“E•MO•TION was said to be the “Pop Album of the Year” by Billboard, Spin Magazine, Time Magazine, and more. Strangely, the record’s sales don’t back this up. An album like “E•MO•TION” has more than enough potential to compete with the likes of “Teenage Dream” by Katy Perry, as well as last year’s record-breaker, “1989,” by Taylor Swift.
The album kicks off with “Run Away With Me,” the saxophone-powered track that features so much passion from Carly’s voice and a pulsating bass to keep you listening. This song is good for a late-night, windows down, long drive. (Many of the songs are good for it!) The next track, which is the title track, happens to be my personal favorite on the album. It’s a break-up song turned make-up song. With feisty lyrics in the chorus like “In your fantasy, dream about me/And all that we could do with this emotion,” Carly gets straight to point in trying to make a former flame eat his heart out. Her repetitive use of the word “babe,” adds insult to injury as well.
“I Really Like You,” the proposed “Call Me Maybe” predecessor, follows powerhouse title track with probably the most straight-forward track, lyrically, on the album. The lyrics “I really, really, really, really, really, really like you/And I want you, do you want me, do you want me, too?” confirm it, she “really likes” someone. Up next, “Gimme Love,” another one of my personal favorites, has the potential to be a strong single. It’s infectious and repetitive, the perfect combination to be a contender for the Billboard Hot 100.
The next two songs, “All That” and “Boy Problems,” are also highlights in their own rights: “All That” is a high school slow-dance dream, while “Boy Problems” is a cheery version of Carly’s girlfriend being “so tired of hearing all your boy problems.” But none of these songs prepares you for “Making The Most of The Night,” arguably the star of E•MO•TION. Carly’s lover is broken, as she’s observed, and she’s ready to piece him together. “Here I come now/Baby I’m speeding, and red lights I’ll run/What I got you need it/And I’ll run to your side when your heart is bleeding” show Carly’s passion for helping this man see his potential. Her passionate cry to help her man is shown through every line, and the quick-paced synthesizers help her out.
“Your Type,” the projected next single from “E•MO•TION,” is another pleading track. This time, she knows she’ll never have the guy she’s madly in love with, but she hopes this song will tug some of his heart strings. Admittingly, the lyrics “I’m not the type of girl for you/And I’m not going to pretend/That I’m the type of girl you call more than a friend” and “I used to be in love with you/You use to be the first thing on my mind/I know I’m just a friend to you/That I will never get to call you mine” break my heart.

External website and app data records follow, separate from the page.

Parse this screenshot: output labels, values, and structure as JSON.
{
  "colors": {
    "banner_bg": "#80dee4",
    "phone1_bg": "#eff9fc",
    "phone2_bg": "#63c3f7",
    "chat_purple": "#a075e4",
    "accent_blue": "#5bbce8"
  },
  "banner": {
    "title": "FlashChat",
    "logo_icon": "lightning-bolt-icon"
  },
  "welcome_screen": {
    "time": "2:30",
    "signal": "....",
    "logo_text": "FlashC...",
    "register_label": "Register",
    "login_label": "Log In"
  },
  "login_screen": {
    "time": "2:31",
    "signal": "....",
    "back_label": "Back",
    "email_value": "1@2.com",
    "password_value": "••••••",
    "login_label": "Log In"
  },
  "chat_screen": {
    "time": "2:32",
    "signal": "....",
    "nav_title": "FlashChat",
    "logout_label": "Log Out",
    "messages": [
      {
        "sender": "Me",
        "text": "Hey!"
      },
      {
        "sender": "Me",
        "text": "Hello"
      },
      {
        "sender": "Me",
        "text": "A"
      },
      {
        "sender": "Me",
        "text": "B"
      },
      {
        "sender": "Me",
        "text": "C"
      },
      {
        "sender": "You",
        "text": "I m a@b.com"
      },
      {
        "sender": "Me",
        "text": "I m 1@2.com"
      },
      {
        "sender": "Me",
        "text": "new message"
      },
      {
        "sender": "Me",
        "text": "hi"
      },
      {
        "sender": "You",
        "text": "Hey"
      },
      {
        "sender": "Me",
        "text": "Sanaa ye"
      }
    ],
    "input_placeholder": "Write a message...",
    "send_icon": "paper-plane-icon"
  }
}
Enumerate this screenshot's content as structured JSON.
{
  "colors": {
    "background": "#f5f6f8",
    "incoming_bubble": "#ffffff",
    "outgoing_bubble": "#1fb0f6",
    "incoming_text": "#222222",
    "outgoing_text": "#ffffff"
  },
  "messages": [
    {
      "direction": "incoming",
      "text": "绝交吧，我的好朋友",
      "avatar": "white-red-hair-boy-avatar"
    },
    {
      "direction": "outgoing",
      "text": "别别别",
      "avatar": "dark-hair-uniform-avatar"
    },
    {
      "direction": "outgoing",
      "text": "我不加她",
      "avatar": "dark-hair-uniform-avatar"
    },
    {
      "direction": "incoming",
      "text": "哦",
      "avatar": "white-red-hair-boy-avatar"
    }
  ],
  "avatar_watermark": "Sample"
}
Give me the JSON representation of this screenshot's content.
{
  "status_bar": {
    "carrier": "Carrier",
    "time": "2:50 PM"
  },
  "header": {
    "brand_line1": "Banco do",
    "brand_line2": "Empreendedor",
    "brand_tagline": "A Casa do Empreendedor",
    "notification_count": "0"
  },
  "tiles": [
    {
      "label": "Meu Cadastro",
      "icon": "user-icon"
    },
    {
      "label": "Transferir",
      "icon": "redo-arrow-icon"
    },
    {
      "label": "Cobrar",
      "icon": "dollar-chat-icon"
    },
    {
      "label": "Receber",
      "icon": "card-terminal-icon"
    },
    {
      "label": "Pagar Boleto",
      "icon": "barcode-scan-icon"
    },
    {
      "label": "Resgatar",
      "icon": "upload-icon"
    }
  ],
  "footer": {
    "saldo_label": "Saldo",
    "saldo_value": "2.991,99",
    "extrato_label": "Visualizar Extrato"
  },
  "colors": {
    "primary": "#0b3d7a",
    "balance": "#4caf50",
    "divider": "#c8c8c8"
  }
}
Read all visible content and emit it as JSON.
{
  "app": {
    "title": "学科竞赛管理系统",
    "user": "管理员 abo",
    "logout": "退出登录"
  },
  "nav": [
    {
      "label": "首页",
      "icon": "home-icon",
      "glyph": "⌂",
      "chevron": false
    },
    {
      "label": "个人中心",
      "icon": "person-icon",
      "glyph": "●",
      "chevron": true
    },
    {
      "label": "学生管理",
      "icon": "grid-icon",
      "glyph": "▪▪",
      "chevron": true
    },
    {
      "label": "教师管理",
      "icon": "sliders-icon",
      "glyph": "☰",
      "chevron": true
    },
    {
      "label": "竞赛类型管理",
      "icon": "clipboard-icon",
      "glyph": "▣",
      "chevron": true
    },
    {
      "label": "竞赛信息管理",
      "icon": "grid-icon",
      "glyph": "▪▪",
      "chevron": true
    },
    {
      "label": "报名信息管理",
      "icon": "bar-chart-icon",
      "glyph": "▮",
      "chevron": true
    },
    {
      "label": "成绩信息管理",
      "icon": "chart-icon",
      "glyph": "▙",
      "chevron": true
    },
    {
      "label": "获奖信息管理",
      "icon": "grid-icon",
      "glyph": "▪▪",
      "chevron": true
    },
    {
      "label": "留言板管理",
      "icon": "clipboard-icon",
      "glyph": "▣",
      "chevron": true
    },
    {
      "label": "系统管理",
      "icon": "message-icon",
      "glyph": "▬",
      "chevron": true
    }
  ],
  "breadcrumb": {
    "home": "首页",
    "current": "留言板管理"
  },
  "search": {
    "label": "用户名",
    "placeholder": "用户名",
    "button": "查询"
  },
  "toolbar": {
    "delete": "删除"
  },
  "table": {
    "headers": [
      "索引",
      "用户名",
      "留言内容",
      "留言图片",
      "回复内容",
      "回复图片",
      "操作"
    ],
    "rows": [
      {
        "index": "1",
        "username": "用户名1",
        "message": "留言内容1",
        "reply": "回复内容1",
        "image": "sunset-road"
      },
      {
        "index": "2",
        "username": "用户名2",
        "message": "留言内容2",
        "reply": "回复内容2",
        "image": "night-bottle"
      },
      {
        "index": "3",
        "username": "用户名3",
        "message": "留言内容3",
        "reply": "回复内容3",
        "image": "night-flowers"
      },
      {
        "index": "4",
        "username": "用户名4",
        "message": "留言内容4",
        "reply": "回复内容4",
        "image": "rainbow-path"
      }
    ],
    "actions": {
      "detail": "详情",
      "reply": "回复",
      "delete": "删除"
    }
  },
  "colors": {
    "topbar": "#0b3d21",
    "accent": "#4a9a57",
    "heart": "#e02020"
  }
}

“Let’s Get Lost,” the latter track, is another “windows down, car ride” song from “E•MO•TION,” which seems like a hidden theme Carly threw at us. “Let’s Get Lost” is a highlight on the album, a cute story about a girl (CRJ, duh!) who was shy to approach a guy, yet he was too good to pass up. The last two stars that shine from “E•MO•TION” are “L.A. Hallucinations” and “When I Needed You” – “L.A.” speaks on the way your mindset changes after being a successful Hollywood artist, and “When I Needed You” is more of the lovey-dovey daydream confection we’ve been falling hard for during the entirety of the album.
Overall, if I were worthy enough to give Carly Rae a grade for this perfect album, it would be an A-. The minus is only because there are some songs that could have been scrapped, tracks not even worth of mention. However, filler such is this is a crime committed by many albums.
Many expected Carly Rae to disappear with “Call Me Maybe,” but “E•MO•TION” proves she can play in the big leagues. If you want to see the perfection that is Carly Rae Jepsen’s “E•MO•TION” live, tickets are now on sale for the Philadelphia stop on her “Gimme Love Tour” on Nov. 13 at the Trocadero.
Sunny Morgan is a first-year pre-major student. She can be reached at SM848270@wcupa.edu. Her Twitter handle is @sunnyymorgg.